As we head into the last four weeks of the 2013-14 NBA season, I thought I would take another look at how the MVP race is shaping up. Here are my top five candidates through games of March 18, 2014:
1. Kevin Durant
A master of both volume and efficiency, Durant is the NBA’s runaway leader in both win shares (by 3.2) and wins shares per 48 minutes (by .039).
Durant is using 32.7 percent of the Thunder’s plays while he is on the court, which would be a career high, yet he is also posting a career-high offensive rating of 123.2.
Most of that is due, of course, to Durant’s phenomenal scoring efficiency. But he has also assisted on almost 27 percent of his teammates’ field goals while he is on the court, a huge improvement over his previous career best of 21.7 percent set last season.
2. LeBron James
James poured in 25 first quarter points against the Cavaliers last night. As I tweeted earlier this morning, since the 2000-01 season there have been 15 cases where a player scored 23 or more points in the first quarter. James alone accounts for six of those cases, while no other player has more than one.
James’ true shooting percentage is a robust .652, second in the NBA to sharp shooter Kyle Korver. Since the 1977-78 season*, no other qualified player has posted a higher true shooting percentage while using at 30 percent of his team’s plays while he is on the court.
* The first season individual turnovers were recorded.
3. Kevin Love
Love has bounced back in a big way from his injury-riddled 2012-13 season, ranking 3rd in the NBA in win shares and 2nd in win shares per 48 minutes.
Like Durant, Love has become much more of a playmaker this season, recording assists on approximately 20.4 percent of his teammates’ field goals while he is on the floor. That figure is a huge improvement over his previous career high of 12.9 percent set in 2009-10.
Love is also one of just four players* with a usage percentage of at least 28 percent and a turnover percentage of less than 10 percent.
Griffin has taken a slight step back in March after his blistering performance in January and February, but he is still well on his way to having the best season of his career.
The biggest reason for Griffin’s career-high scoring efficiency is his free throw shooting.

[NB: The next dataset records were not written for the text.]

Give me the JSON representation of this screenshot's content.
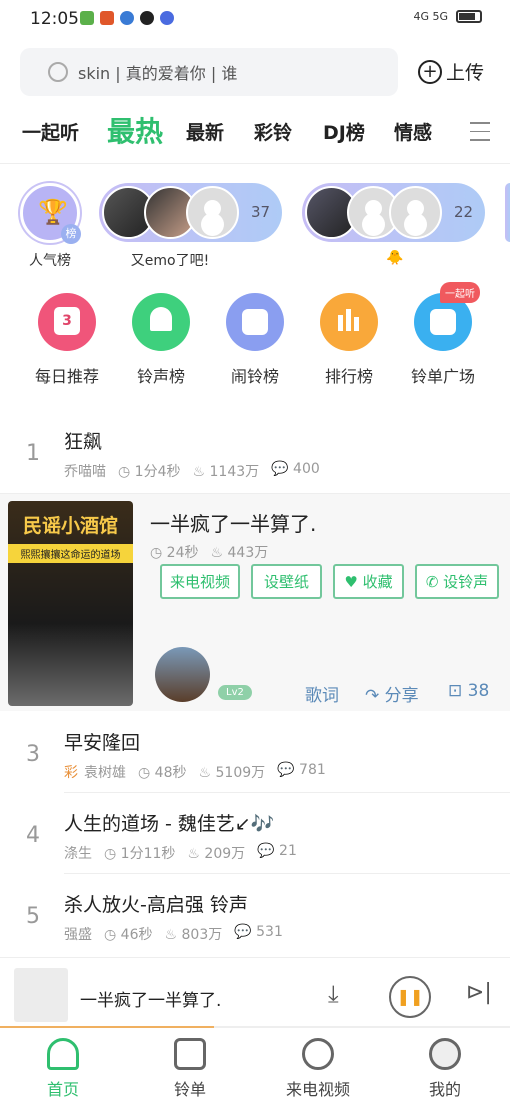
{
  "status": {
    "time": "12:05",
    "network": "4G 5G"
  },
  "search": {
    "placeholder": "skin | 真的爱着你 | 谁",
    "upload": "上传"
  },
  "tabs": [
    "一起听",
    "最热",
    "最新",
    "彩铃",
    "DJ榜",
    "情感"
  ],
  "accent": "#2fbf6f",
  "rooms": [
    {
      "label": "人气榜",
      "badge": "榜"
    },
    {
      "label": "又emo了吧!",
      "count": "37"
    },
    {
      "label": "🐥",
      "count": "22"
    }
  ],
  "features": [
    {
      "label": "每日推荐",
      "icon": "calendar-icon",
      "color": "#f0557a",
      "glyph": "3"
    },
    {
      "label": "铃声榜",
      "icon": "bell-icon",
      "color": "#3ed07d"
    },
    {
      "label": "闹铃榜",
      "icon": "alarm-icon",
      "color": "#8a9ef0"
    },
    {
      "label": "排行榜",
      "icon": "chart-icon",
      "color": "#f9a83a"
    },
    {
      "label": "铃单广场",
      "icon": "list-icon",
      "color": "#3ab0f0",
      "badge": "一起听"
    }
  ],
  "songs": [
    {
      "rank": "1",
      "title": "狂飙",
      "artist": "乔喵喵",
      "duration": "1分4秒",
      "plays": "1143万",
      "comments": "400"
    },
    {
      "title": "一半疯了一半算了.",
      "duration": "24秒",
      "plays": "443万",
      "thumb_title": "民谣小酒馆",
      "thumb_sub": "熙熙攘攘这命运的道场",
      "level": "Lv2",
      "actions": [
        "来电视频",
        "设壁纸",
        "收藏",
        "设铃声"
      ],
      "lyrics": "歌词",
      "share": "分享",
      "comments": "38"
    },
    {
      "rank": "3",
      "title": "早安隆回",
      "tag": "彩",
      "artist": "袁树雄",
      "duration": "48秒",
      "plays": "5109万",
      "comments": "781"
    },
    {
      "rank": "4",
      "title": "人生的道场 - 魏佳艺↙🎶",
      "artist": "涤生",
      "duration": "1分11秒",
      "plays": "209万",
      "comments": "21"
    },
    {
      "rank": "5",
      "title": "杀人放火-高启强 铃声",
      "artist": "强盛",
      "duration": "46秒",
      "plays": "803万",
      "comments": "531"
    }
  ],
  "player": {
    "title": "一半疯了一半算了.",
    "progress": 0.42
  },
  "nav": [
    "首页",
    "铃单",
    "来电视频",
    "我的"
  ]
}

Griffin’s career free throw percentage coming into this season was just .611, but this season he is shooting .705 from the line.
In addition to his improved free throw shooting, Griffin is also getting to line more, averaging a career best 8.5 free throw attempts per 36 minutes.
5. Paul George
Back on December 4th I had George second on this list, but his production and efficiency have fallen off quite a bit since then.
Through the month of December, George’s true shooting percentage was .602, but over the last two and a half months his true shooting percentage is .540.
Along with the dip in scoring efficiency, George has also seen an increase in his turnover rate, from 11.5 per 100 plays through December to almost 13 per 100 plays from January to present.
That said, George is still one of the best two-way players in the NBA, and he is on pace to lead the league in defensive win shares for the second consecutive season.